- [Data to examine]:
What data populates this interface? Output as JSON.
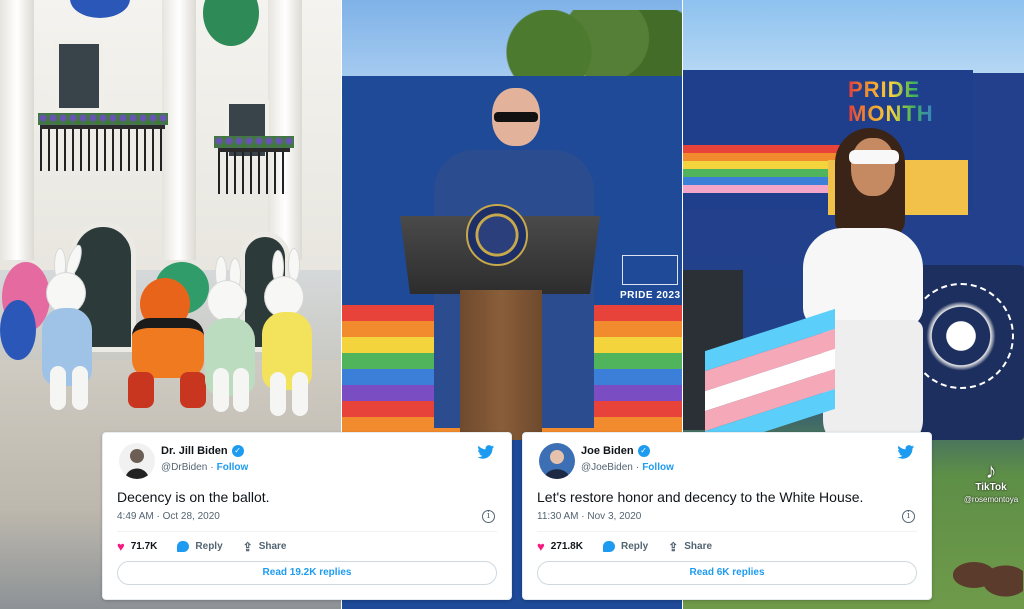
{
  "tweets": {
    "left": {
      "name": "Dr. Jill Biden",
      "handle": "@DrBiden",
      "separator": "·",
      "follow": "Follow",
      "text": "Decency is on the ballot.",
      "timestamp": "4:49 AM · Oct 28, 2020",
      "likes": "71.7K",
      "reply_label": "Reply",
      "share_label": "Share",
      "read_replies": "Read 19.2K replies"
    },
    "right": {
      "name": "Joe Biden",
      "handle": "@JoeBiden",
      "separator": "·",
      "follow": "Follow",
      "text": "Let's restore honor and decency to the White House.",
      "timestamp": "11:30 AM · Nov 3, 2020",
      "likes": "271.8K",
      "reply_label": "Reply",
      "share_label": "Share",
      "read_replies": "Read 6K replies"
    }
  },
  "scene": {
    "pride_sign": "PRIDE MONTH",
    "pride_year": "PRIDE 2023",
    "tiktok_name": "TikTok",
    "tiktok_handle": "@rosemontoya"
  },
  "colors": {
    "twitter_blue": "#1d9bf0",
    "like_pink": "#f91880"
  },
  "icons": {
    "bird": "twitter-bird-icon",
    "verified": "verified-badge-icon",
    "heart": "heart-icon",
    "reply": "reply-bubble-icon",
    "share": "share-icon",
    "info": "info-icon"
  }
}
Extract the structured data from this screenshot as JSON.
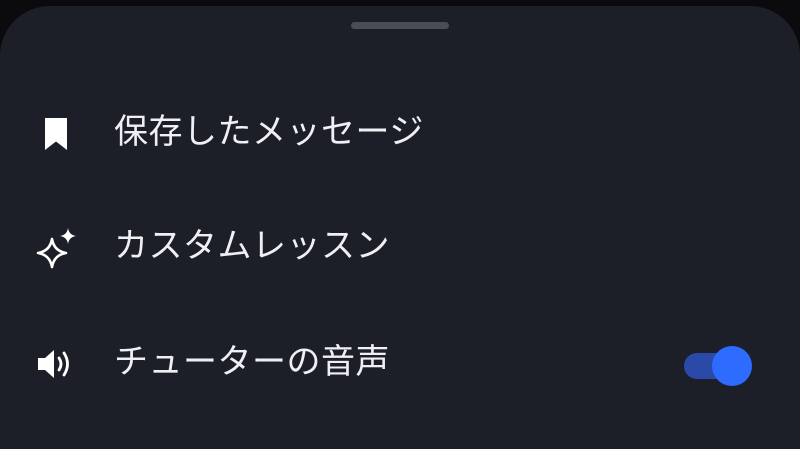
{
  "menu": {
    "items": [
      {
        "label": "保存したメッセージ",
        "icon": "bookmark-icon"
      },
      {
        "label": "カスタムレッスン",
        "icon": "sparkles-icon"
      },
      {
        "label": "チューターの音声",
        "icon": "speaker-icon",
        "toggle_on": true
      }
    ]
  },
  "colors": {
    "background": "#1c1f28",
    "text": "#eef0f4",
    "toggle_track": "#2b49a8",
    "toggle_knob": "#2e6bff",
    "handle": "#4a4d58"
  }
}
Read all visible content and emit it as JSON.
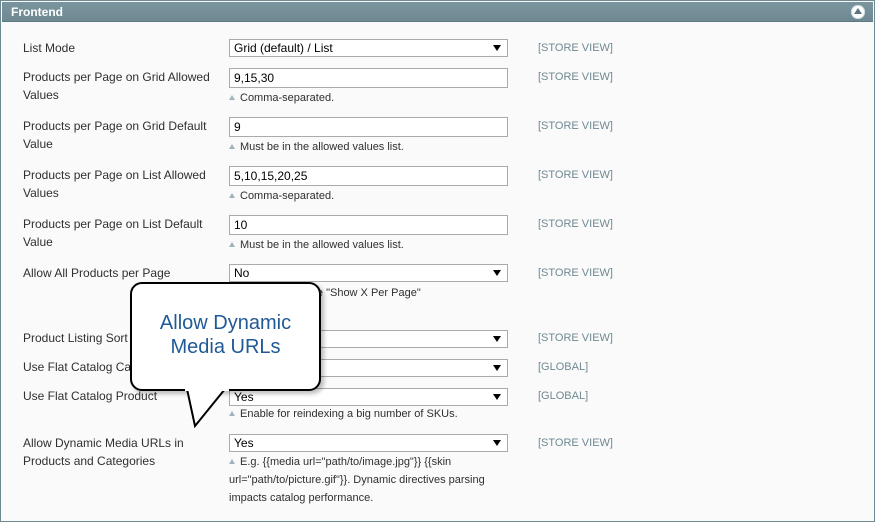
{
  "section": {
    "title": "Frontend",
    "collapse_icon": "chevron-up-circle-icon"
  },
  "fields": [
    {
      "label": "List Mode",
      "type": "select",
      "value": "Grid (default) / List",
      "scope": "[STORE VIEW]",
      "note": ""
    },
    {
      "label": "Products per Page on Grid Allowed Values",
      "type": "text",
      "value": "9,15,30",
      "scope": "[STORE VIEW]",
      "note": "Comma-separated."
    },
    {
      "label": "Products per Page on Grid Default Value",
      "type": "text",
      "value": "9",
      "scope": "[STORE VIEW]",
      "note": "Must be in the allowed values list."
    },
    {
      "label": "Products per Page on List Allowed Values",
      "type": "text",
      "value": "5,10,15,20,25",
      "scope": "[STORE VIEW]",
      "note": "Comma-separated."
    },
    {
      "label": "Products per Page on List Default Value",
      "type": "text",
      "value": "10",
      "scope": "[STORE VIEW]",
      "note": "Must be in the allowed values list."
    },
    {
      "label": "Allow All Products per Page",
      "type": "select",
      "value": "No",
      "scope": "[STORE VIEW]",
      "note": "\"All\" option in the \"Show X Per Page\""
    },
    {
      "label": "Product Listing Sort",
      "type": "select",
      "value": "",
      "scope": "[STORE VIEW]",
      "note": ""
    },
    {
      "label": "Use Flat Catalog Ca",
      "type": "select",
      "value": "",
      "scope": "[GLOBAL]",
      "note": ""
    },
    {
      "label": "Use Flat Catalog Product",
      "type": "select",
      "value": "Yes",
      "scope": "[GLOBAL]",
      "note": "Enable for reindexing a big number of SKUs."
    },
    {
      "label": "Allow Dynamic Media URLs in Products and Categories",
      "type": "select",
      "value": "Yes",
      "scope": "[STORE VIEW]",
      "note": "E.g. {{media url=\"path/to/image.jpg\"}} {{skin url=\"path/to/picture.gif\"}}. Dynamic directives parsing impacts catalog performance."
    }
  ],
  "callout": {
    "text": "Allow Dynamic Media URLs"
  }
}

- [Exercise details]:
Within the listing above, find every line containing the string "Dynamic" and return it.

- [Final answer]:
      "label": "Allow Dynamic Media URLs in Products and Categories",
      "note": "E.g. {{media url=\"path/to/image.jpg\"}} {{skin url=\"path/to/picture.gif\"}}. Dynamic directives parsing impacts catalog performance."
    "text": "Allow Dynamic Media URLs"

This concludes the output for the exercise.